happen, they till who assault me to go on, and till me to go
him or I be lock up. Any crime against me they do nothing.
They said my life don't matter. I call 911 to put it on
record so every time it happen I know, on 4th St.
Live last year it happen again and they did nothing. . . .
The Police Dep. is to protect and sever. They are sworn to do
a job and they fill that some people don't have to. I am
a mently person and I am not trying to kill someone or
myself. So can the court help me.
Plaintiff indicates that he is also seeking damages as

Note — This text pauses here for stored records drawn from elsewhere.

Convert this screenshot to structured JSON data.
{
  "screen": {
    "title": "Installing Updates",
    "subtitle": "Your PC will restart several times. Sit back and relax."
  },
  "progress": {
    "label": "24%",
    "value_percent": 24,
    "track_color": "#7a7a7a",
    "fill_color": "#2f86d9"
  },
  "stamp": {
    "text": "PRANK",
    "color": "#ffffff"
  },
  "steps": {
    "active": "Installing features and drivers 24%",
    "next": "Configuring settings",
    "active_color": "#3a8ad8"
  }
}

review under 28 U.S.C. § 1915(e), a district court must
dismiss a case at any time if it determines that the action
is frivolous or malicious, fails to state a claim upon which
relief may be granted, or seeks monetary relief from a
defendant who is immune from such relief. 28 U.S.C. §
1915(e)(2)(B); McGore v. Wrigglesworth, 114 F.3d
601, 608-09 (6th Cir. 1997), overruled on other grounds
by Jones v. Bock, 549 U.S. 199 (2007).
order to survive dismissal for failure to state a claim,
“a complaint must contain sufficient factual matter,
accepted as true, to ‘state a claim to relief that is
plausible on its face.'” Ashcroft v.
Iqbal, 556 U.S. 662, 678 (2009) (quoting Bell Atl.
Corp. v. Twombly, 550 U.S. 544, 570 (2007)). “A
claim has facial plausibility when the plaintiff pleads
factual content that allows the court to draw the reasonable
inference that the defendant is liable for the misconduct
alleged.” Id. (citing Twombly, 550
U.S. at 556). “[A] district court must (1) view the
complaint in the light most favorable to the plaintiff and
(2) take all well-pleaded factual allegations as true.”
Tackett v. M & G Polymers, USA, LLC, 561 F.3d
478, 488 (6th Cir. 2009) (citing Gunasekera v.
Irwin, 551 F.3d 461, 466 (6th Cir. 2009) (citations
courts are to hold pro se pleadings “to less
stringent standards than formal pleadings drafted by lawyers,
” Haines v. Kerner, 404 U.S. 519 (1972), this
duty to be less stringent “does not require us to
conjure up unpled allegations, ” McDonald v.
Hall, 610 F.2d 16, 19 (1st Cir. 1979), or to create a
claim for a plaintiff. Clark v. Nat'l
Travelers Life Ins. Co., 518 F.2d 1167, 1169 (6th Cir.
1975). To command otherwise would require courts “to
explore exhaustively all potential claims of a pro
se plaintiff, [and] would also transform the district
court from its legitimate advisory role to the improper role
of an advocate seeking out the strongest arguments and most
successful strategies for a party.” Beaudett v.
City of Hampton, 775 F.2d 1274, 1278 (4th Cir. 1985).
does not cite a recognizable constitutional provision or
federal law as the basis for his claims. However, based on
Plaintiff's allegations, the Court liberally construes